There are many applications for 3D printing in the medical field, from prosthetics and anatomical models to pharmaceuticals and custom surgical guides – the potential even exists one day for fully 3D printed replacement organs. But another area that sees a lot of 3D printing innovation put to use is surgical implants.
In 2015, a patient with a degenerative cervical spine issue received the first 3D printed titanium fusion implant, and things have just kept moving from there. 3D printed spinal implants are designed to precisely fit a patient’s anatomy, so chances for a successful surgery increase. In addition, the technology has made it possible to develop new classes of materials that mimic the very structure and texture of bone.
Titanium is a strong but lightweight material, and its structure can also be designed to integrate with the human body and facilitate bone growth.
This week during the American Association of Neurological Surgeons (AANS) annual meeting in New Orleans, Ireland-based Medtronic, one of the world’s largest medical technology, services, and solutions companies, announced the launch of its new titanium 3D printed platform.
The company, which employs over 84,000 people worldwide and serves hospitals, patients, and physicians in roughly 160 countries, calls the platform TiONIC Technology, a 3D printed technique that uses a differentiated laser method to create enhanced surfaces.
The TiONIC platform makes it possible to create more complex, intricate designs and integrated surface technologies for spine surgery implants. In comparison with more smooth materials, studies have shown that the surface texture of these types of implants can not only increase osteoconductivity, but also promote bone response.
Dr. Colin C. Buchanan, neurosurgeon at the Colorado Brain and Spine Institute in Aurora, Colorado, said, “Surface advancements, like TiONIC Technology, have emerged as a paradigm shift in interbody fusion implants. Implants utilizing newer surface technology can help stimulate a cellular response and give me greater confidence that the patient will have a successful fusion.”
Medtronic, a member of the Advanced Tissue Biofabrication (ABT) Manufacturing USA Institute and one of Desktop Metal’s first Pioneer Program customers for its metal Studio System 3D printer, has also introduced the first titanium implant to be 3D printed with its new TiONIC Technology technique – ARTiC-L, designed for use in transforaminal lumbar interbody fusion (TLIF) spine surgeries.
“ARTiC-L is an important component of Medtronic’s portfolio of reproducible solutions for minimally invasive procedures. Our 3D printed TiONIC Technology allows devices such as ARTiC-L – and our future interbody implant portfolio – to offer surgical advantages not traditionally possible,” said Doug King, Senior Vice President and President of Medtronic’s Spine division, which is part of the company’s Restorative Therapies Group.
The company’s 3D printing process allows for implants to have more intricate designs, like the honeycomb shape on its ARTiC-L Spinal System. This design provides better mechanical load distribution across the entire implant, and it also acts as an osteoconductive scaffold for bony growth into the implant itself.

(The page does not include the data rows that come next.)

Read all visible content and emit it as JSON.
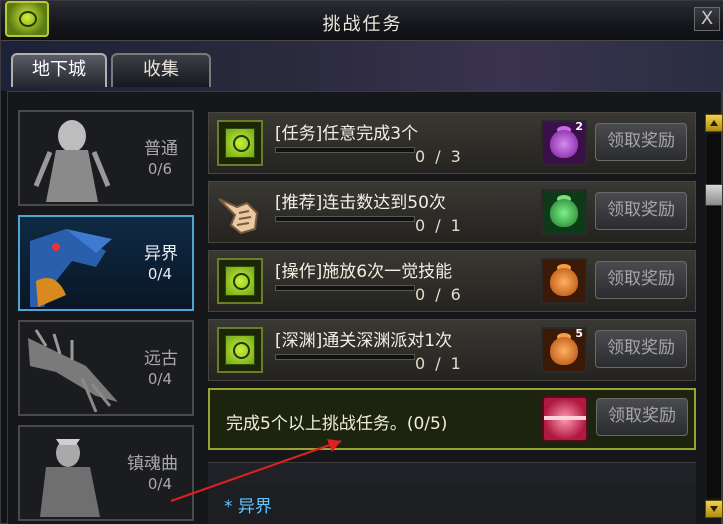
{
  "window": {
    "title": "挑战任务",
    "close_label": "X"
  },
  "tabs": [
    {
      "label": "地下城",
      "active": true
    },
    {
      "label": "收集",
      "active": false
    }
  ],
  "dungeons": [
    {
      "name": "普通",
      "count": "0/6"
    },
    {
      "name": "异界",
      "count": "0/4",
      "selected": true
    },
    {
      "name": "远古",
      "count": "0/4"
    },
    {
      "name": "镇魂曲",
      "count": "0/4"
    }
  ],
  "quests": [
    {
      "title": "[任务]任意完成3个",
      "current": "0",
      "total": "3",
      "reward_color": "#9b2fb8",
      "reward_qty": "2",
      "claim": "领取奖励",
      "icon": "quest-scroll-icon"
    },
    {
      "title": "[推荐]连击数达到50次",
      "current": "0",
      "total": "1",
      "reward_color": "#2f9a3a",
      "reward_qty": "",
      "claim": "领取奖励",
      "icon": "pointing-hand-icon"
    },
    {
      "title": "[操作]施放6次一觉技能",
      "current": "0",
      "total": "6",
      "reward_color": "#d9650f",
      "reward_qty": "",
      "claim": "领取奖励",
      "icon": "quest-scroll-icon"
    },
    {
      "title": "[深渊]通关深渊派对1次",
      "current": "0",
      "total": "1",
      "reward_color": "#d9650f",
      "reward_qty": "5",
      "claim": "领取奖励",
      "icon": "quest-scroll-icon"
    }
  ],
  "summary": {
    "text": "完成5个以上挑战任务。(0/5)",
    "claim": "领取奖励"
  },
  "dungeon_label": "* 异界",
  "colors": {
    "selected_border": "#4fa6d6",
    "summary_border": "#9aa230",
    "label_blue": "#5fc6ff",
    "annotation_arrow": "#e02020"
  }
}
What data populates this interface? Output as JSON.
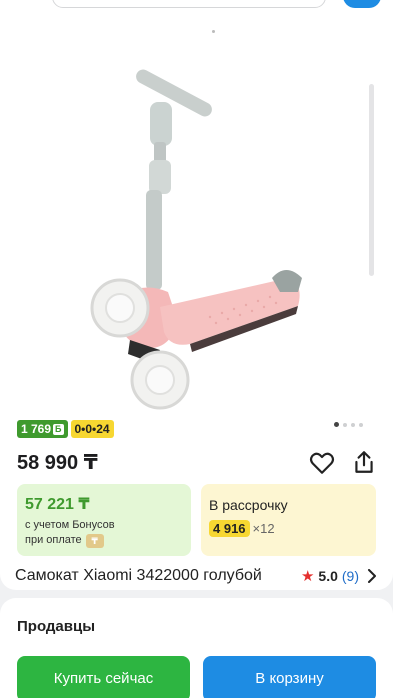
{
  "product": {
    "badges": {
      "bonus": "1 769",
      "bonus_sign": "Б",
      "installment": "0•0•24"
    },
    "price": "58 990 ₸",
    "bonus_offer": {
      "amount": "57 221 ₸",
      "note_line1": "с учетом Бонусов",
      "note_line2": "при оплате"
    },
    "installment_offer": {
      "title": "В рассрочку",
      "monthly": "4 916",
      "term": "×12"
    },
    "title": "Самокат Xiaomi 3422000 голубой",
    "rating": {
      "value": "5.0",
      "count": "(9)"
    },
    "gallery": {
      "image": "pink-kids-scooter",
      "page_count": 4,
      "active_page": 1
    }
  },
  "sellers": {
    "title": "Продавцы",
    "buy_now_label": "Купить сейчас",
    "add_to_cart_label": "В корзину"
  },
  "colors": {
    "green": "#2db541",
    "blue": "#1e8ce3",
    "yellow": "#f7d731",
    "star": "#e4302e"
  }
}
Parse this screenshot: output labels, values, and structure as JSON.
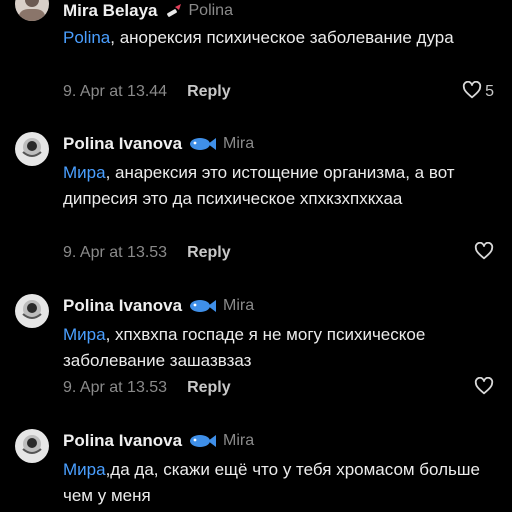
{
  "comments": [
    {
      "author": "Mira Belaya",
      "badge_icon": "lipstick-icon",
      "reply_to": "Polina",
      "mention": "Polina",
      "text": ", анорексия психическое заболевание дура",
      "time": "9. Apr at 13.44",
      "reply_label": "Reply",
      "likes": "5"
    },
    {
      "author": "Polina Ivanova",
      "badge_icon": "fish-icon",
      "reply_to": "Mira",
      "mention": "Мира",
      "text": ", анарексия это истощение организма, а вот дипресия это да психическое хпхкзхпхкхаа",
      "time": "9. Apr at 13.53",
      "reply_label": "Reply",
      "likes": ""
    },
    {
      "author": "Polina Ivanova",
      "badge_icon": "fish-icon",
      "reply_to": "Mira",
      "mention": "Мира",
      "text": ", хпхвхпа госпаде я не могу психическое заболевание зашазвзаз",
      "time": "9. Apr at 13.53",
      "reply_label": "Reply",
      "likes": ""
    },
    {
      "author": "Polina Ivanova",
      "badge_icon": "fish-icon",
      "reply_to": "Mira",
      "mention": "Мира",
      "text": ",да да, скажи ещё что у тебя хромасом больше чем у меня",
      "time": "",
      "reply_label": "",
      "likes": ""
    }
  ],
  "colors": {
    "background": "#000000",
    "mention": "#4a9fff",
    "muted": "#8a8a8a",
    "fish_blue": "#3f8fe8"
  }
}
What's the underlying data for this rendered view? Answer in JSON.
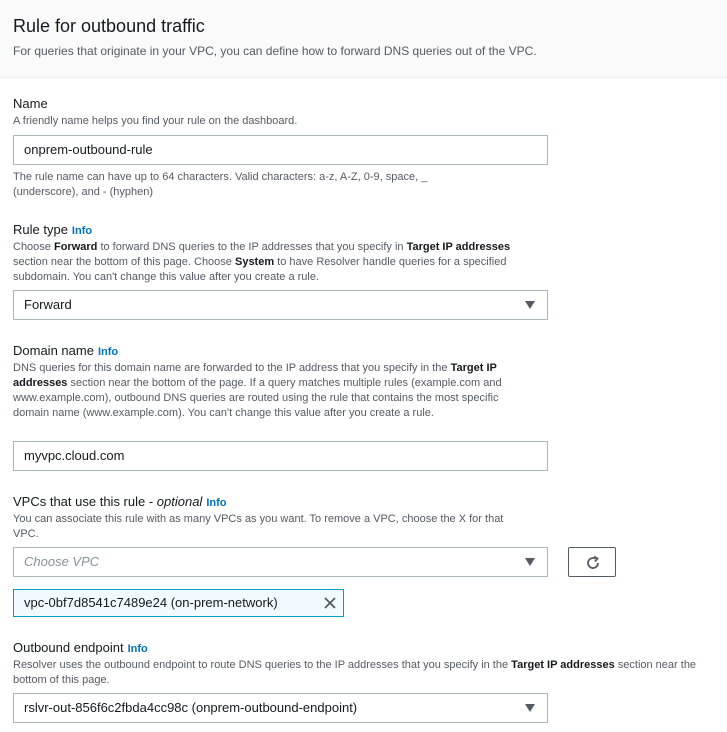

The ARTiC-L system, which makes use of Medtronic’s new TiONIC Technology, was designed specifically to facilitate the sagittal alignment of the spine, as it can offer varying lordotic angles up to 20°. In addition, it allows for the use of a more streamlined surgical workflow – now, only a single instrument is required for implant insertion and positioning, rather than multiple instruments.
Discuss this and other 3D printing topics at 3DPrintBoard.com or share your thoughts in the comments below.
You May Also Like
Nexxt Spine Increases Investment in GE Additive’s Concept Laser Metal 3D Printing
Founded in 2009, Indiana-based medical device company Nexxt Spine first invested in metal 3D printing two years ago, with the purchase of its first Concept Laser Mlab 100R system. The company...
Bone Regeneration: Continued Potential & Success with Titanium in Additive Manufacturing
In ‘Bone Regeneration on Implants of Titanium Alloys Produced By Laser Powder Bed Fusion: A Review,” the authors examine the continued potential for titanium in bioprinting, as this metal continues...
Kiwi Companies Partner to Build Tailored 3D Printed Training Prosthetics for Female Para-Athletes
New Zealand-based Zenith Tecnica, which is the only company in the country using Electron Beam Melting (EBM) technology to make 3D printed titanium components, is teaming up with High Performance Sports NZ...
3D Printing News Briefs: April 6, 2019
We’re starting off today’s 3D Printing News Briefs with a product launch announcement – 3YOURMIND launched the full version of its Agile MES software software this week at AMUG 2019....
View our broad assortment of in house and third party products.